The Role of Community Landownership in Adapting to the Climate Emergency

Dr Bobby Macaulay (University of the Highlands and Islands, UK)


“Community landowners are capable of doing thinks that others are not…for example preparing and adapting communities to the impact of future climate change. They are known, trusted, and democratic.”


Dr Macaulay’s presentation outlined research undertaken by him and Dr Chris Dalglish (INHERIT), which was funded by the Scottish Government and commissioned by Community Land Scotland. The aim was to understand the extent and type of climate action undertaken by Scotland’s 416 community landowners, both in rural and urban areas. This is in the context of the Scottish Government’s target of net zero by 2045 and their goal of a ‘just transition’. The research identified that climate action was not taken in isolation by community landowners, and that community landowners make a distinctive contribution to achieving climate action goals. Asset ownership was not a prerequisite for climate action, but it did help to achieve goals, both as a financial resource (e.g. income generated from renewable energy), or allowing for physical access or control over land (e.g. to allow for local food production, building wind turbines, etc.). Community landownership also ensured democratic accountability in climate action, and there was evidence of enhanced community and voluntary activity on community-owned land. This in turn enhance community capacity, built resilience and confidence in how communities could respond to and withstand the climate emergency and other shocks.


The Role of Asset Owning Community Organisations in Place-Based Responses to COVID-19

Dr Jayne Glass, Rural Policy Centre, Scotland’s Rural College – SRUC


“Factors that enhance community resilience include cohesion, capacity and collective action. The research showed that during the pandemic, the ‘everyday’ resilience held by the community landowners meant that there were systems already in place to respond to community needs.”

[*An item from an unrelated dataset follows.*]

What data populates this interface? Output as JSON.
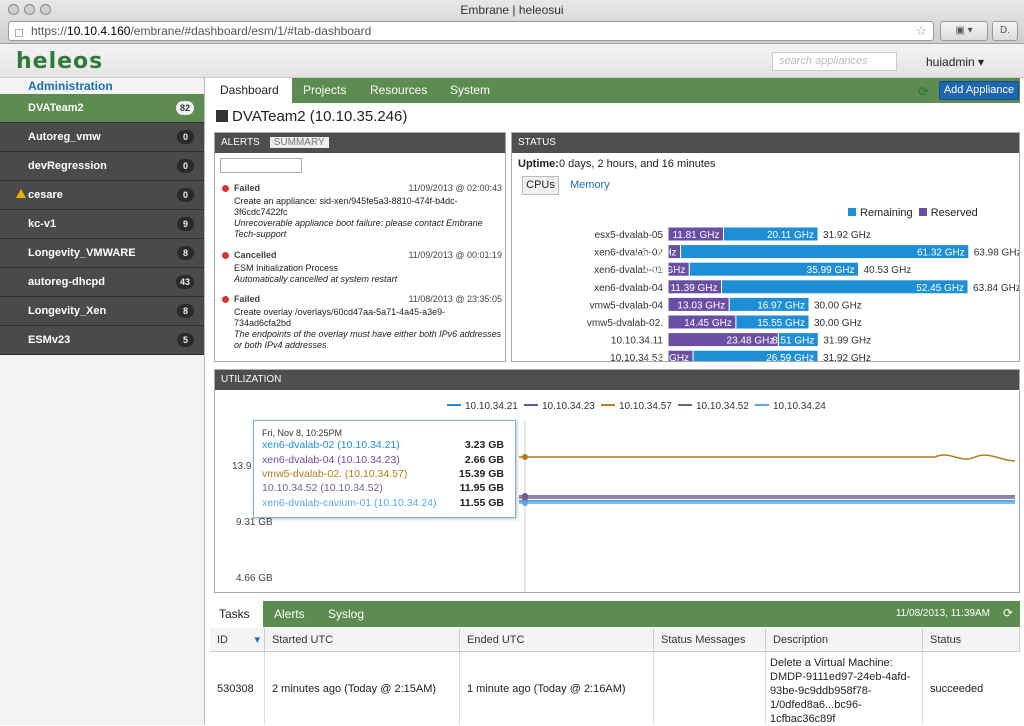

In response to Scotland’s concentrated pattern of private ownership, a land reform process has supported a growth in community ownership. In Scotland, community ownership is a form of private ownership distinct from communal (local government) land, referring to legal ownership of title by a community-owned company or charitable organisation. The benefits of this type of ownership can be considerable, both for the people and the land, contributing to community empowerment and arguably, greater ‘everyday’ community resilience. This research sought to understand the impact of the Covid-19 pandemic on communities in two regions of Scotland, the Western Isles (80% community owned) and East Fife. In both case study regions, local community organisations, and particularly those that are financially resourced (and staffed), played a critical role during the pandemic in relation to coordinating volunteers, re-tasking staff to community support roles, providing support to other community groups and using their networks to target available support to where it was most needed. Community landowners developed novel, place-specific approaches through strategic partnerships (e.g. between service providers and community anchor organisations). Their experience highlights the importance of ‘everyday’ resilience – community capacity, cohesion, and access to locally-controlled infrastructure – in an emergency context, such as the pandemic.